They all were timed in the 40-yard dash, put through various agility drills and put through one-on-one workouts at their positions.
They weren’t all legitimate prospects. Mixed in were a few chubby 5-foot-6 quarterbacks who threw sidearm and some overweight linemen who were huffing and puffing after the first drill.
There also were plenty of guys like Alex Clark, who played a little football at Davenport North and has seen action with three different semipro teams in the area. He actually works at the TaxSlayer Center and spent Saturday setting up for a Matchbox 20 concert, then tearing it all down afterward.
“And here I am right back here this morning doing this,’’ he said.
Clark said he just loves football and couldn’t pass up a chance to keep playing.
“Me and a buddy of mine were saying we should go try out for a team and then the next day they announced this,’’ he said. “So, I just kind of had to do it.’’

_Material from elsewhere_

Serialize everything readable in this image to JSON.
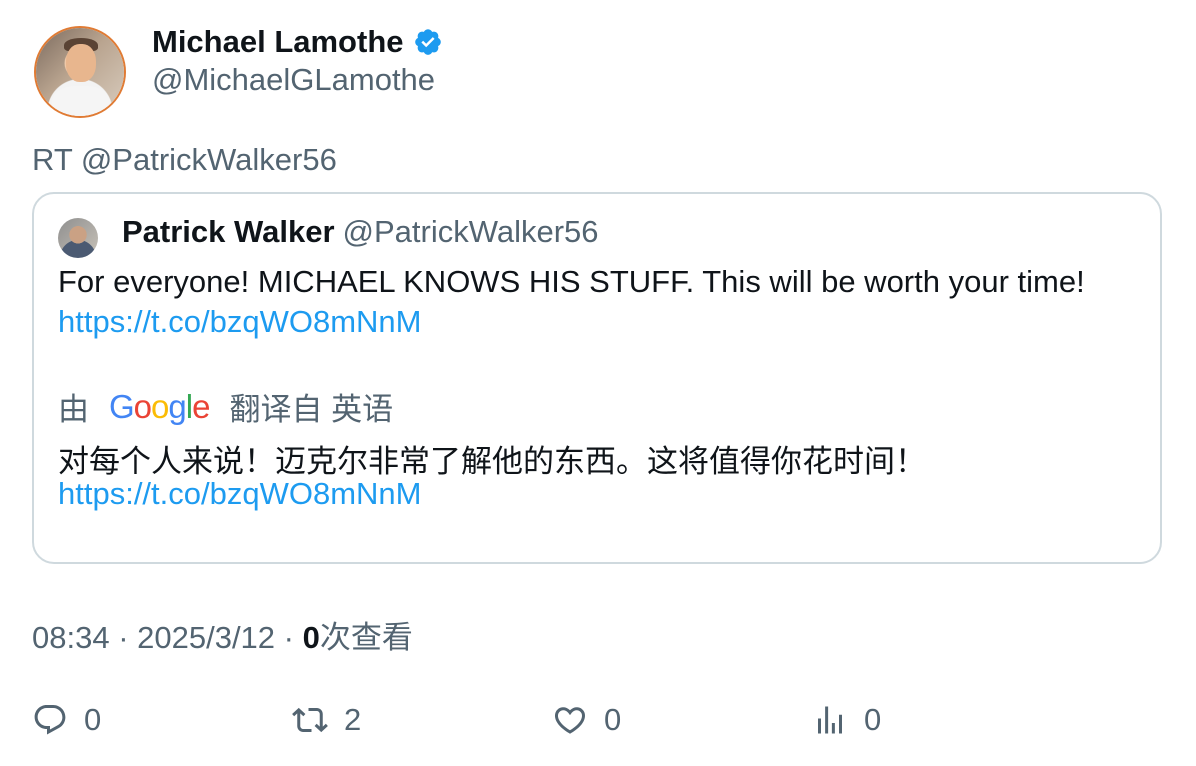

“That’s the beauty of having the Quad-City Steamwheelers back,’’ Ross said. “Everybody wanted to come out and try it out. I think some of them knew they probably weren’t going to make it but we were going to give them every opportunity.’’
Others, like Smith and Rudd, had a pretty good idea they’d make it.
Smith hoped to land a free agent contract with an NFL team last spring after a solid career as a running back at Northern Iowa and is still in contact with several NFL teams, including the Minnesota Vikings. He’s working in commercial sales for Lowe’s but still is hoping for a career in football.
“I love the game of football,’’ he said. “If I get the chance to play it anywhere, I’m going to play it. This is another step that I’m going to take in my life just to pursue the career. I’m just grateful for the opportunity.’’
Rudd, a wide receiver, also had NFL hopes coming out of Minnesota State-Mankato three years ago. He doesn’t live in the Quad-Cities any more but flew in from Seattle for Sunday’s tryout and indicated he would relocate to the area just for the chance to be a Steamwheeler.
He said he served as a ballboy for the old Steamwheelers when he was a student at Davenport Central.
“Thinking back that was almost 10 years ago and now I have the opportunity to be one of those players,’’ he said. “It’s going to be awesome.’’